  2. Thank you for a strong and clear post about something that has been a problem in America for quite some time. We not only need to reclaim our country, as Americans, to get back to the ideals this nation was founded on, we each need to have the sense and courage to express our true selves. If we keep tiptoeing around just to avoid offending someone who is being irrational, we will never get anything done.

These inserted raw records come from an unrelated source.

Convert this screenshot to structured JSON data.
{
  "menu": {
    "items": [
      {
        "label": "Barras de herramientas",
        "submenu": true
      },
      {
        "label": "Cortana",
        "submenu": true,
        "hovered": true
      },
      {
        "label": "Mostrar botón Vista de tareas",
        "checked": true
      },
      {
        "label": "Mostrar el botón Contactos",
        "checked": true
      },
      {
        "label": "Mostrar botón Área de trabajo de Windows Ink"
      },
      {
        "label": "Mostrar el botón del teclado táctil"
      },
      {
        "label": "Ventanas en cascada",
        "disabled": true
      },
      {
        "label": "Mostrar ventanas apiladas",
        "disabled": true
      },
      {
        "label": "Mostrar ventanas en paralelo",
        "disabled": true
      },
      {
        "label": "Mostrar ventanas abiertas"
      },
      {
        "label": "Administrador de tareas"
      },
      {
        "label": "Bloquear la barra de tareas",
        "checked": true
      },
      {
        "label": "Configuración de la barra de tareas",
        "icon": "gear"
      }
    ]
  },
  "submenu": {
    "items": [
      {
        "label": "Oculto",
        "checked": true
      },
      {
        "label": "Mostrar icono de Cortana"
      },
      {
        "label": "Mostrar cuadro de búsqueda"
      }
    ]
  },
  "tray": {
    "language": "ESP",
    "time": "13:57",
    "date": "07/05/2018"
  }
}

    I'm not in agreement with EVERYTHING you say here, and since your post is clear that we shouldn't retreat from a disagreement, I thought I'd mention that I know many women who are quite good at taking constructive criticism, and even apologizing for reacting badly in the moment. I myself have done so, and as a musician I've watched many woman take correction and improve because of it. I've seen women, and men as well, object to instruction and criticism when it's not helpful, and there's more than one way to instruct. Men and women often DO have different teaching and learning methods, and it's in our best interests to respond well to both rather than limit instruction and learning to a single method, so I'm always open to a man being blunt and simply delivering the assessment with logic, rather than softening the blow by also pointing out what was done well, as the Toastmasters critique is designed to do. I'm wondering if you might be seeing some women object to the method rather than the critique? While it's certainly important for any student to accept criticism regardless of the manner it's delivered, it's also helpful for teachers to learn there's more than one way to deliver criticism. In academia, being straight and blunt is very effective in most cases, but I find, particularly in music, it's as important to place emphasis on the good to encourage more of it, and I find men often neglect this part of the instruction. This is why I try to seek out both men and women as teachers, to get a broad spectrum of input to improve as quickly as possible.

    Great post! I hope it's okay to point that out? Okay, okay, I'm kidding! You sound like a really good instructor. I'm not sure where you're getting the polarized perspective on the capacity of women to accept criticism gracefully, but the fact that it doesn't match my own experiences suggests that we simply live in different environments. And I'm glad you won't let that keep you from continuing to be clear with your students on how to do things right. We need more of that.

  3. @Larkhaven on the Web

    Thank you so much for your comment, Larkhaven. I passed it along to Suzanne, the author of the piece.